BRIEF
Retype each entry below, keeping every character the same.

[Web page and app entries]

------------

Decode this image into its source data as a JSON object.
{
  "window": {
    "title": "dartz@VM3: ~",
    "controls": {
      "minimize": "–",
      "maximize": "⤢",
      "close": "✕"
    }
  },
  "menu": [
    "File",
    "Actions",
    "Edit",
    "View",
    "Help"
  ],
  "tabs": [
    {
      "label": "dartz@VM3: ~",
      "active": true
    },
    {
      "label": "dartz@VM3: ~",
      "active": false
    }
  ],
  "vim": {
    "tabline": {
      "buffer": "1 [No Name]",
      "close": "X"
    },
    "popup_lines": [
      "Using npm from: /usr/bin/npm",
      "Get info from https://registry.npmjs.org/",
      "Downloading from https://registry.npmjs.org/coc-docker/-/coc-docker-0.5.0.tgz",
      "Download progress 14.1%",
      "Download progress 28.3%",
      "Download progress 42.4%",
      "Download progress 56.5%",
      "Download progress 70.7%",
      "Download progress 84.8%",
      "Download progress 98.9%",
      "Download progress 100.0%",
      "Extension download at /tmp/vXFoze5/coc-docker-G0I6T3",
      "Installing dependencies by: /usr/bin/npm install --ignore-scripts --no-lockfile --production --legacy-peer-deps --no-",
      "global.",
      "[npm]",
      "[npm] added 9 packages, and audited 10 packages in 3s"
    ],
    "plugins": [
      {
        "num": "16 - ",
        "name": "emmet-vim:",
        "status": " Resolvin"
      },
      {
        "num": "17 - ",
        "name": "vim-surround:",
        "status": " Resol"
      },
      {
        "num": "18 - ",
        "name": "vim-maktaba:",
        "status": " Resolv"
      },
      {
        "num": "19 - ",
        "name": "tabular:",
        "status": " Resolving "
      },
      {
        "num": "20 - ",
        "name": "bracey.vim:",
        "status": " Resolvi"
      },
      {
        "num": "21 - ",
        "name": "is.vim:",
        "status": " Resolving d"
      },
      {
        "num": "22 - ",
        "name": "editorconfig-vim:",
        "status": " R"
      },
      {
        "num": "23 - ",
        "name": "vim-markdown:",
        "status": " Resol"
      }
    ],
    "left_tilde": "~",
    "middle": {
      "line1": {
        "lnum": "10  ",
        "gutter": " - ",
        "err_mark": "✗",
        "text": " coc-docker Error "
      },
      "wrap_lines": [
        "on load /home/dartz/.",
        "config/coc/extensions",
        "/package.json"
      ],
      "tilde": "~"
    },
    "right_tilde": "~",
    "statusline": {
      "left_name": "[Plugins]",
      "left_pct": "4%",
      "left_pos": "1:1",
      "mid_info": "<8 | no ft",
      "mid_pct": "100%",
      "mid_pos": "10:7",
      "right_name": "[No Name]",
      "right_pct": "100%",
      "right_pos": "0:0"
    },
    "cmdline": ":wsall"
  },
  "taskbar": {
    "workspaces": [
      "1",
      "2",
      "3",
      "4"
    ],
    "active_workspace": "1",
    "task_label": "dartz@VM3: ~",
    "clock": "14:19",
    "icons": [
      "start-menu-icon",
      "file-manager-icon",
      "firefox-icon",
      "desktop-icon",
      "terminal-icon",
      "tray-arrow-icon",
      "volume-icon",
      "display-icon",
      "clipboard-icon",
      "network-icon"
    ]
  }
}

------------

RESULT OF THIS EXERCISE
Decode this image into its source data as a JSON object.
{
  "window": {
    "title": "dartz@VM3: ~",
    "controls": {
      "minimize": "–",
      "maximize": "⤢",
      "close": "✕"
    }
  },
  "menu": [
    "File",
    "Actions",
    "Edit",
    "View",
    "Help"
  ],
  "tabs": [
    {
      "label": "dartz@VM3: ~",
      "active": true
    },
    {
      "label": "dartz@VM3: ~",
      "active": false
    }
  ],
  "vim": {
    "tabline": {
      "buffer": "1 [No Name]",
      "close": "X"
    },
    "popup_lines": [
      "Using npm from: /usr/bin/npm",
      "Get info from https://registry.npmjs.org/",
      "Downloading from https://registry.npmjs.org/coc-docker/-/coc-docker-0.5.0.tgz",
      "Download progress 14.1%",
      "Download progress 28.3%",
      "Download progress 42.4%",
      "Download progress 56.5%",
      "Download progress 70.7%",
      "Download progress 84.8%",
      "Download progress 98.9%",
      "Download progress 100.0%",
      "Extension download at /tmp/vXFoze5/coc-docker-G0I6T3",
      "Installing dependencies by: /usr/bin/npm install --ignore-scripts --no-lockfile --production --legacy-peer-deps --no-",
      "global.",
      "[npm]",
      "[npm] added 9 packages, and audited 10 packages in 3s"
    ],
    "plugins": [
      {
        "num": "16 - ",
        "name": "emmet-vim:",
        "status": " Resolvin"
      },
      {
        "num": "17 - ",
        "name": "vim-surround:",
        "status": " Resol"
      },
      {
        "num": "18 - ",
        "name": "vim-maktaba:",
        "status": " Resolv"
      },
      {
        "num": "19 - ",
        "name": "tabular:",
        "status": " Resolving "
      },
      {
        "num": "20 - ",
        "name": "bracey.vim:",
        "status": " Resolvi"
      },
      {
        "num": "21 - ",
        "name": "is.vim:",
        "status": " Resolving d"
      },
      {
        "num": "22 - ",
        "name": "editorconfig-vim:",
        "status": " R"
      },
      {
        "num": "23 - ",
        "name": "vim-markdown:",
        "status": " Resol"
      }
    ],
    "left_tilde": "~",
    "middle": {
      "line1": {
        "lnum": "10  ",
        "gutter": " - ",
        "err_mark": "✗",
        "text": " coc-docker Error "
      },
      "wrap_lines": [
        "on load /home/dartz/.",
        "config/coc/extensions",
        "/package.json"
      ],
      "tilde": "~"
    },
    "right_tilde": "~",
    "statusline": {
      "left_name": "[Plugins]",
      "left_pct": "4%",
      "left_pos": "1:1",
      "mid_info": "<8 | no ft",
      "mid_pct": "100%",
      "mid_pos": "10:7",
      "right_name": "[No Name]",
      "right_pct": "100%",
      "right_pos": "0:0"
    },
    "cmdline": ":wsall"
  },
  "taskbar": {
    "workspaces": [
      "1",
      "2",
      "3",
      "4"
    ],
    "active_workspace": "1",
    "task_label": "dartz@VM3: ~",
    "clock": "14:19",
    "icons": [
      "start-menu-icon",
      "file-manager-icon",
      "firefox-icon",
      "desktop-icon",
      "terminal-icon",
      "tray-arrow-icon",
      "volume-icon",
      "display-icon",
      "clipboard-icon",
      "network-icon"
    ]
  }
}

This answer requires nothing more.